ing any other method' of reView,and that the action' on which this jUdgment is bl1>l;!ell'is in tbe ll#1ire of an aqtion itt law. It is wor'thy of notice, hQWever, that,thea,cfof March 3,1887, expressly provides the course of procedu.1'efrom the inception of this suit to its 5 that the plaIntiff shall file his concluSion. petition, that it. ,shall be vel"itleq, what it shall state, and the prayer it sJ,a11 contaiiJ." tn section 2 it provides that all causes brought and tried under it shall be tried by the court without a jury, and in 7 tha,t the court"shall fil.e a, 'written Qpinion in the cause, by the court of the facts which shall set forth the court upon all questions of law therein, and the conclusions involfed in the case, and shall render judgment thereon. An appeal 1$ certainly not an inconvenient nor an inap:propriate method of revieWing a judgment on the. reCord that such, a procedure preserves. But we,.are not left to arguments from convenience or expediency here. Actions against the government cannot be maintained unlaw. They are the creatures of the statute that permit$ to be, and must be governed and limited by its provi· sions. The law in force when. the act of 1887 was passed expressly , granted to the United the right to review by appeal every judgment against them iunctions of the nature of that at bar. Rev. St. § 707, supra. The act of 1887, the primary object of which was to give to the circuit and district courts concurrent jurisdiction with the court of claims ovarthis and all other actions specified in sectidnl of, the act, expresSly provides in section 4 that the right of exception and appeal inal1 proceedings under that act shall be governed by the law then in force. As the law then in force gave the United States this right to review all judgments in actions of the nature of that before us by appeal, this provision, in our opinion, not only failed to deprive them ()f ,thatright, but expressly reserved it to them. It goes without saying that if the United States had this right of appeal from snch judgments to the supreme court after the act of 1887, they have the dght to appeal from them to this court under the act creating it. ,In, our opinion, that right exists, and this court has jurisdiction to review the judgment below on this appeal. U.S. v. Davis, 131 U. S. 36, 9E;lup. Ct. 657; Strong v. U. S., 40 Fed. 183. The motion to dismiss the appeal is denied.
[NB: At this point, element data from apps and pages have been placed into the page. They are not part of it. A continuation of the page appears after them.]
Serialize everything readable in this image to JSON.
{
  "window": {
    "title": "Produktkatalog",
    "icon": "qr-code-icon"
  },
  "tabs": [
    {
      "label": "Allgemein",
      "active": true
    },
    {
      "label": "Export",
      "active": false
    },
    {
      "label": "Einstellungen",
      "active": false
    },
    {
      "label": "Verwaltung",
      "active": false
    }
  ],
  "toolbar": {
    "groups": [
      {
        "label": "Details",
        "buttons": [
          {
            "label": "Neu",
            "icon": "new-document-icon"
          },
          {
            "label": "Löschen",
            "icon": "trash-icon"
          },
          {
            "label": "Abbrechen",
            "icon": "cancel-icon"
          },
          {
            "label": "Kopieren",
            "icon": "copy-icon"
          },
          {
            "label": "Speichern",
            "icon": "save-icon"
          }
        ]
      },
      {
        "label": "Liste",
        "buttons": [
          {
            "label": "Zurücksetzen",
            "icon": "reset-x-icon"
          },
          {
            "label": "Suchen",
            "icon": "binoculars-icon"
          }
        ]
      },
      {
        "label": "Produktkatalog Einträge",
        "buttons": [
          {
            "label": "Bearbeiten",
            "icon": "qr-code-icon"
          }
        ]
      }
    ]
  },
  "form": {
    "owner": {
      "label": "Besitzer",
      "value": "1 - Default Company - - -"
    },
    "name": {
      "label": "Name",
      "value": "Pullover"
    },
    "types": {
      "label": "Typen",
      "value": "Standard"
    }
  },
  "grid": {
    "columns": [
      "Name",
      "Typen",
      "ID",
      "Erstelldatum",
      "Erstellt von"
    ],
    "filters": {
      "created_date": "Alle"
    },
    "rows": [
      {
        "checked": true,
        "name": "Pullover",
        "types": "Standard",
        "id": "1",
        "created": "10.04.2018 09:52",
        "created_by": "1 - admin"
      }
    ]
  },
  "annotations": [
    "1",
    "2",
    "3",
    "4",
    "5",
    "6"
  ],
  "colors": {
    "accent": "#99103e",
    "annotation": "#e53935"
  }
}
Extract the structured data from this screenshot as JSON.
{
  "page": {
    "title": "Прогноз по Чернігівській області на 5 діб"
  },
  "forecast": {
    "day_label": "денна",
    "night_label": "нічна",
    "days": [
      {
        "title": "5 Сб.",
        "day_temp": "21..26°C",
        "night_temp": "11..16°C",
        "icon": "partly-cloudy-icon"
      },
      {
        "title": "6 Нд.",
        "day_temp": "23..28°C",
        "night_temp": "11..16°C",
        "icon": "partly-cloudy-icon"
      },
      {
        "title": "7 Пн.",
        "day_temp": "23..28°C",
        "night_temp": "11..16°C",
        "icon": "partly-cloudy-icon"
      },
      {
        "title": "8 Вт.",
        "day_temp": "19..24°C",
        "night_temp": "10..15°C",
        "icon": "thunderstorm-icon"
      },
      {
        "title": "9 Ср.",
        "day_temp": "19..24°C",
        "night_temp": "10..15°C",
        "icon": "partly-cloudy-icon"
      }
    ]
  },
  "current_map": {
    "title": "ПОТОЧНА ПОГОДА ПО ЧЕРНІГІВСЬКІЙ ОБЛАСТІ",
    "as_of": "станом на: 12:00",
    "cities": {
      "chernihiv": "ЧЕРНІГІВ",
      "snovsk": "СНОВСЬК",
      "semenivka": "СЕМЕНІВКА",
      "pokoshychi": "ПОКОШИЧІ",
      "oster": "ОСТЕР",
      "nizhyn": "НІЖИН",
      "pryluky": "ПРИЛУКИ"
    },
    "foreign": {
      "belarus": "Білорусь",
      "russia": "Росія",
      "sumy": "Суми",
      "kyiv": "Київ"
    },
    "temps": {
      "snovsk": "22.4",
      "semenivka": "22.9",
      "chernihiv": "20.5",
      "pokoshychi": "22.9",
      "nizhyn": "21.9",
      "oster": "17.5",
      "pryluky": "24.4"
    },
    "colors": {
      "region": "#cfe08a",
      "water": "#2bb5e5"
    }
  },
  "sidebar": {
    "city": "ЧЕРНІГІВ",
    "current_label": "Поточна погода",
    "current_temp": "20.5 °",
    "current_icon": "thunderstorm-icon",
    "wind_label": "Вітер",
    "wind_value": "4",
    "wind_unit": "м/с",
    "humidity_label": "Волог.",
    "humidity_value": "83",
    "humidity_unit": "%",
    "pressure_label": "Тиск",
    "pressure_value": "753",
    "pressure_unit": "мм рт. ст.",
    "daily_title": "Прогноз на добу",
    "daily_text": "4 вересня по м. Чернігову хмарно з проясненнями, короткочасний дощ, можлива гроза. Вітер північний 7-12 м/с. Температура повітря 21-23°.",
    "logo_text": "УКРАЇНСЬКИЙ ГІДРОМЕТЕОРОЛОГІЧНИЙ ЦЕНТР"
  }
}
UNITED STATES v. GREENWALD et at (District Court, N. D. CaUfornia. November 8, 1894.) No. 3,010.
FEDERAL COURTS-POWERS-REMOVAL OF PRISONER FROM PENITENTIARY TO COUNTY JAIL. ,
Rev. St. §o§ 5541, 5542. provide that, wbere a person convicted of an offense against tbe United States is sentenced to imprisonment for more than one year, tbe court wbicb sentenced bim may order the sentence executed in any state jail or penitentiary in the district or state, the use of whicb is allowed for tbat purpose by the state legislature, and that, wbere any such person is sentenced to· itnprisonment and confinement to bard